Shore thing: Painful jellyfish stings should be treated with care
For many people, summer is not complete without a swim in the ocean or a walk along the shore. The warm waters that attract us to the ocean each summer lure other creatures, including jellyfish, near the shoreline as well.
These invertebrates use a net of tentacles packed with poisonous stinging cells to capture prey for food. When the tentacles brush against animals or humans, thousands of tiny stinging cells explode, launching barbed stingers and poisons into the victim.
If someone is stung, get the person out of the water immediately and make sure there are no jellyfish tentacles wrapped around his or her body. If there are, remove them using a stick or towel.
Dr. Kurt Kleinschmidt, professor of emergency medicine at UT Southwestern Medical Center, says a vinegar wash is an effective first treatment to help cool the burn of the sting. Other remedies include sprinkling meat tenderizer or applying a baking-soda-and-water paste on the sting prior to seeking medical attention.
“Don’t rinse with water because that could release more poison,” says Dr. Kleinschmidt.
Sometimes a jellyfish sting can produce an allergic reaction such as difficulty breathing or hives. If this happens head to the nearest emergency room or call 911.

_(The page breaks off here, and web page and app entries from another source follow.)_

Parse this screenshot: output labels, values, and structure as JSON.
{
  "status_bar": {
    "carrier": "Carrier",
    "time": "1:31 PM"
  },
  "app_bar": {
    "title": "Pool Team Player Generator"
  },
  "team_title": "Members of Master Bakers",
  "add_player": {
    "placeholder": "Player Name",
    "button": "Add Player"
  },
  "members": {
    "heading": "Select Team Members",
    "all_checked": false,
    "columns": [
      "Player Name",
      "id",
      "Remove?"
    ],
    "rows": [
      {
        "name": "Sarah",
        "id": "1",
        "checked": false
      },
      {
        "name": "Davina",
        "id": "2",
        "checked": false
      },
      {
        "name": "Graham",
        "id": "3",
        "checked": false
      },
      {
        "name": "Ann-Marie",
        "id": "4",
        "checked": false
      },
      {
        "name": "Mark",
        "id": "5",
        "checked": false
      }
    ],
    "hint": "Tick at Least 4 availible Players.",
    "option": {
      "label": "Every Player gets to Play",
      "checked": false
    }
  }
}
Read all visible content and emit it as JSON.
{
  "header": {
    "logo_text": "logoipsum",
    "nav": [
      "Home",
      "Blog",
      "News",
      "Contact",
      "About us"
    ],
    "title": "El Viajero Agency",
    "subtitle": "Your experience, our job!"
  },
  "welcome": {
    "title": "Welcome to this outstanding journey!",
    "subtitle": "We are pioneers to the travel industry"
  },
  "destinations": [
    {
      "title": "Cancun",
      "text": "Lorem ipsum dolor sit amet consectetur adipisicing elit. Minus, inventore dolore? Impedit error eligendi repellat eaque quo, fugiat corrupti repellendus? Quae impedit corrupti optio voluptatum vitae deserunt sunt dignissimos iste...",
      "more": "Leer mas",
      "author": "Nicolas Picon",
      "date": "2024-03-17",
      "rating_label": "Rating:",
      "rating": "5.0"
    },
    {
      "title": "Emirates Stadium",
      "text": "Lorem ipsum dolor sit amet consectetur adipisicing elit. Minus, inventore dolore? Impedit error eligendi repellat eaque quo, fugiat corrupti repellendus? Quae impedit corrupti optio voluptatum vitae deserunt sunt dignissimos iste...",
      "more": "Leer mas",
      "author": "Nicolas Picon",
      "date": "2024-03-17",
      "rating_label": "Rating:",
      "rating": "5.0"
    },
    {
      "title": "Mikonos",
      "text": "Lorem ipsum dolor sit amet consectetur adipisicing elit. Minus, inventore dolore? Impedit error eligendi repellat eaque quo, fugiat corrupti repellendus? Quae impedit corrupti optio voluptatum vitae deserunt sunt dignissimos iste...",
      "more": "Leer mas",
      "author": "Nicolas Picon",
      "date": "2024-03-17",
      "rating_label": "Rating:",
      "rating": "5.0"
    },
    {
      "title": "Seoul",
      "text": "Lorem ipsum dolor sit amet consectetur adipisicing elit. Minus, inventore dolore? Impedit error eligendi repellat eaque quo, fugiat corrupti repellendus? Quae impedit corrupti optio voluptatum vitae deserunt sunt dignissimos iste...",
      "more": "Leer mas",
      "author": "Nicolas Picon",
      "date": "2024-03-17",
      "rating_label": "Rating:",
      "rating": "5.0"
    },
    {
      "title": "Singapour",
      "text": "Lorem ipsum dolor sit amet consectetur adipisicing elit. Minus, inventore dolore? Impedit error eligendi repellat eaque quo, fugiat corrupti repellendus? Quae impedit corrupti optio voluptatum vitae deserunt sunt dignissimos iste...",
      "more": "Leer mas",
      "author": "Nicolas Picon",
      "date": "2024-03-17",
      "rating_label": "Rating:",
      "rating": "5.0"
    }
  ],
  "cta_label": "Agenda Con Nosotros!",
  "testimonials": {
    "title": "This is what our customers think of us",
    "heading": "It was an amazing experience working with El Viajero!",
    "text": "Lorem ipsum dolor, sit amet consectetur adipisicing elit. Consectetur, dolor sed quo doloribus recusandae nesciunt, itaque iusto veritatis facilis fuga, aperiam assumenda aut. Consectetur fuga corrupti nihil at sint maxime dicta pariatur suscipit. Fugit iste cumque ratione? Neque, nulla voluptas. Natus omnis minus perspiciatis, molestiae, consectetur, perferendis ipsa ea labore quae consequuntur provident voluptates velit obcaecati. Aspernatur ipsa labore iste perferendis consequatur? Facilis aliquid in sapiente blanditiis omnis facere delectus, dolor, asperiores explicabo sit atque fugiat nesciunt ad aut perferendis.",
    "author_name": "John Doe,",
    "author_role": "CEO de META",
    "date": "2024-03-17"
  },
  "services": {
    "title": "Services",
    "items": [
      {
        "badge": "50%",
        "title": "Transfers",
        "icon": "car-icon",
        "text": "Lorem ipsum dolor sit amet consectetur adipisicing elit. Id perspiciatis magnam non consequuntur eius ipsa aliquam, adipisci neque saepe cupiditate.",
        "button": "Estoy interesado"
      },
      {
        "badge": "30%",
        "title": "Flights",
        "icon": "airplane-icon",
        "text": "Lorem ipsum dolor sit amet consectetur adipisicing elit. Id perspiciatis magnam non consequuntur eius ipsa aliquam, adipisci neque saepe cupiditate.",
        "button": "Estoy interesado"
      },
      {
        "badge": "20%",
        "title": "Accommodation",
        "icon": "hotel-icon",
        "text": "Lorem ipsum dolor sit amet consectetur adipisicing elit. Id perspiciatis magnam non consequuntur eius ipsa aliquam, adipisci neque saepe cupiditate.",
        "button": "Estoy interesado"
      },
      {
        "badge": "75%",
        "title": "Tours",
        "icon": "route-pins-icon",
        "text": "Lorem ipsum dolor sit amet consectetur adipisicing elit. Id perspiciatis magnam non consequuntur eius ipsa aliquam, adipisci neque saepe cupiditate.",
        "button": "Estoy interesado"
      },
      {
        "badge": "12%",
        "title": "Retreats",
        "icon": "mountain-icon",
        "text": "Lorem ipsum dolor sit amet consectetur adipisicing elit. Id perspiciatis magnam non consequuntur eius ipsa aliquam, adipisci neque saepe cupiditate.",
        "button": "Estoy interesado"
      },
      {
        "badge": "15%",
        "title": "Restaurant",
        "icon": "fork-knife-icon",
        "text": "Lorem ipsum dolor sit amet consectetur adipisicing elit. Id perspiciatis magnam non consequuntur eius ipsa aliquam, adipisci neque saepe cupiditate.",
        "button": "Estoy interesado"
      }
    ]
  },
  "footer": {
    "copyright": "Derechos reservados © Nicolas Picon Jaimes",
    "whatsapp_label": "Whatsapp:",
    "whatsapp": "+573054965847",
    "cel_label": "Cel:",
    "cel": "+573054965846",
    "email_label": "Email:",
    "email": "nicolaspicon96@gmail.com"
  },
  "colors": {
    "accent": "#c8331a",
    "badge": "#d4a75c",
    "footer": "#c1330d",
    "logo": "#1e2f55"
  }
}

Visit http://www.utsouthwestern.org/emergency to learn more about clinical services for emergency medicine at UT Southwestern.